--- START ---

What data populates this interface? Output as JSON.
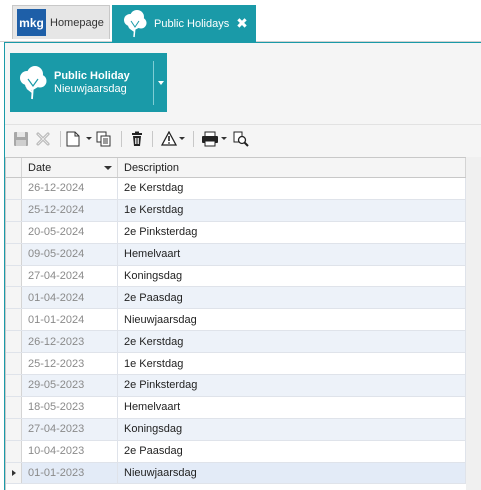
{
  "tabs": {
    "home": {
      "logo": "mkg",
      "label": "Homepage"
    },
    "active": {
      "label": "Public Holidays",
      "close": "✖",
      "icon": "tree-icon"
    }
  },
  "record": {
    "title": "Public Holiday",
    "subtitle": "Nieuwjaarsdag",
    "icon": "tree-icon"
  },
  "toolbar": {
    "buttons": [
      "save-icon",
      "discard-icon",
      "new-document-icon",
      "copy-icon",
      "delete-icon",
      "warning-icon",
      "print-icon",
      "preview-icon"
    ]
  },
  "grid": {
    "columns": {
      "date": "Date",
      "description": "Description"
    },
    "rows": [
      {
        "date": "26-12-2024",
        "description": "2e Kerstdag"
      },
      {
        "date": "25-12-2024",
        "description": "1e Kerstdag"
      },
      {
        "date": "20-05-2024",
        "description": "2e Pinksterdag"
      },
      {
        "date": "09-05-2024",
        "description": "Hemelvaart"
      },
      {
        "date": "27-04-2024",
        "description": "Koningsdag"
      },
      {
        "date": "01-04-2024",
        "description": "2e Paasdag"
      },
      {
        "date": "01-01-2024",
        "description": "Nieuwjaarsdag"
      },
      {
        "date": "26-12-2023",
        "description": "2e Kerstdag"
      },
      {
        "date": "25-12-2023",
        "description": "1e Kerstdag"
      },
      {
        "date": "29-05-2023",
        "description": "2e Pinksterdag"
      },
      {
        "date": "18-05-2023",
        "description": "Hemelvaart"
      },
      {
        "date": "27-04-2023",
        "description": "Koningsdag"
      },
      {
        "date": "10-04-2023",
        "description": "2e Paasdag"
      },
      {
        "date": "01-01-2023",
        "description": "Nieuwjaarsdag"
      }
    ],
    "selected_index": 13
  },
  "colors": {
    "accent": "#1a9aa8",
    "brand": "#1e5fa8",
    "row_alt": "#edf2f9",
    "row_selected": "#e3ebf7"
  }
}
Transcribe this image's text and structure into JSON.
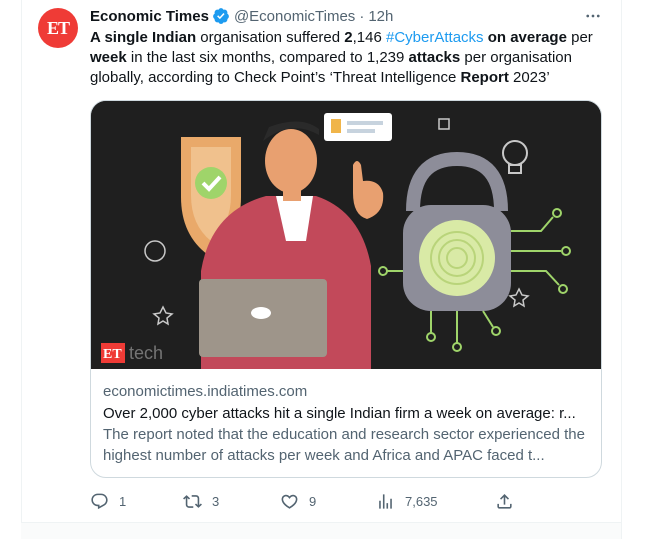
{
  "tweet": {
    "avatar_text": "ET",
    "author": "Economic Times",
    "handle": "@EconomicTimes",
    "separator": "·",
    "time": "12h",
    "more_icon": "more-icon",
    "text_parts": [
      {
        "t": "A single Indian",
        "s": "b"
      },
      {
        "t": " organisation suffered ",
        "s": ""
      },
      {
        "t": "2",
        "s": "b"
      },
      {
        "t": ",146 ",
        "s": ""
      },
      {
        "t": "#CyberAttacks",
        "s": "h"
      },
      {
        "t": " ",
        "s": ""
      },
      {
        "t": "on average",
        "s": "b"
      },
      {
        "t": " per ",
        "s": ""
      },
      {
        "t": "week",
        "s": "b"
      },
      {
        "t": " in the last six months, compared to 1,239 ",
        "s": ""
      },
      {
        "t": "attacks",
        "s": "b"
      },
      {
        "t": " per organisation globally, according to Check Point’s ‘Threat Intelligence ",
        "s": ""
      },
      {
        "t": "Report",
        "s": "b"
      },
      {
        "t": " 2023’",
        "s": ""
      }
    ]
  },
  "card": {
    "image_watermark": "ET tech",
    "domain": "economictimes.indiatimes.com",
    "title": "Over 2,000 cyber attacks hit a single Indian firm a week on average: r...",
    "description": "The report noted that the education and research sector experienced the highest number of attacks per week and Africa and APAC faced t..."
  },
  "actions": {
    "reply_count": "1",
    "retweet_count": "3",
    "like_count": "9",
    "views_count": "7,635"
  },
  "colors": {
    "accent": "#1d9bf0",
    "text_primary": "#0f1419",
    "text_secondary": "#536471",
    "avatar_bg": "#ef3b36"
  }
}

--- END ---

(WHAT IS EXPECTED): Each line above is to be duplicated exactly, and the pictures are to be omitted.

(WRITTEN ANSWER):
What data populates this interface? Output as JSON.
{
  "tabs": {
    "home": {
      "logo": "mkg",
      "label": "Homepage"
    },
    "active": {
      "label": "Public Holidays",
      "close": "✖",
      "icon": "tree-icon"
    }
  },
  "record": {
    "title": "Public Holiday",
    "subtitle": "Nieuwjaarsdag",
    "icon": "tree-icon"
  },
  "toolbar": {
    "buttons": [
      "save-icon",
      "discard-icon",
      "new-document-icon",
      "copy-icon",
      "delete-icon",
      "warning-icon",
      "print-icon",
      "preview-icon"
    ]
  },
  "grid": {
    "columns": {
      "date": "Date",
      "description": "Description"
    },
    "rows": [
      {
        "date": "26-12-2024",
        "description": "2e Kerstdag"
      },
      {
        "date": "25-12-2024",
        "description": "1e Kerstdag"
      },
      {
        "date": "20-05-2024",
        "description": "2e Pinksterdag"
      },
      {
        "date": "09-05-2024",
        "description": "Hemelvaart"
      },
      {
        "date": "27-04-2024",
        "description": "Koningsdag"
      },
      {
        "date": "01-04-2024",
        "description": "2e Paasdag"
      },
      {
        "date": "01-01-2024",
        "description": "Nieuwjaarsdag"
      },
      {
        "date": "26-12-2023",
        "description": "2e Kerstdag"
      },
      {
        "date": "25-12-2023",
        "description": "1e Kerstdag"
      },
      {
        "date": "29-05-2023",
        "description": "2e Pinksterdag"
      },
      {
        "date": "18-05-2023",
        "description": "Hemelvaart"
      },
      {
        "date": "27-04-2023",
        "description": "Koningsdag"
      },
      {
        "date": "10-04-2023",
        "description": "2e Paasdag"
      },
      {
        "date": "01-01-2023",
        "description": "Nieuwjaarsdag"
      }
    ],
    "selected_index": 13
  },
  "colors": {
    "accent": "#1a9aa8",
    "brand": "#1e5fa8",
    "row_alt": "#edf2f9",
    "row_selected": "#e3ebf7"
  }
}
Transcribe this image's text and structure into JSON.
{
  "tweet": {
    "avatar_text": "ET",
    "author": "Economic Times",
    "handle": "@EconomicTimes",
    "separator": "·",
    "time": "12h",
    "more_icon": "more-icon",
    "text_parts": [
      {
        "t": "A single Indian",
        "s": "b"
      },
      {
        "t": " organisation suffered ",
        "s": ""
      },
      {
        "t": "2",
        "s": "b"
      },
      {
        "t": ",146 ",
        "s": ""
      },
      {
        "t": "#CyberAttacks",
        "s": "h"
      },
      {
        "t": " ",
        "s": ""
      },
      {
        "t": "on average",
        "s": "b"
      },
      {
        "t": " per ",
        "s": ""
      },
      {
        "t": "week",
        "s": "b"
      },
      {
        "t": " in the last six months, compared to 1,239 ",
        "s": ""
      },
      {
        "t": "attacks",
        "s": "b"
      },
      {
        "t": " per organisation globally, according to Check Point’s ‘Threat Intelligence ",
        "s": ""
      },
      {
        "t": "Report",
        "s": "b"
      },
      {
        "t": " 2023’",
        "s": ""
      }
    ]
  },
  "card": {
    "image_watermark": "ET tech",
    "domain": "economictimes.indiatimes.com",
    "title": "Over 2,000 cyber attacks hit a single Indian firm a week on average: r...",
    "description": "The report noted that the education and research sector experienced the highest number of attacks per week and Africa and APAC faced t..."
  },
  "actions": {
    "reply_count": "1",
    "retweet_count": "3",
    "like_count": "9",
    "views_count": "7,635"
  },
  "colors": {
    "accent": "#1d9bf0",
    "text_primary": "#0f1419",
    "text_secondary": "#536471",
    "avatar_bg": "#ef3b36"
  }
}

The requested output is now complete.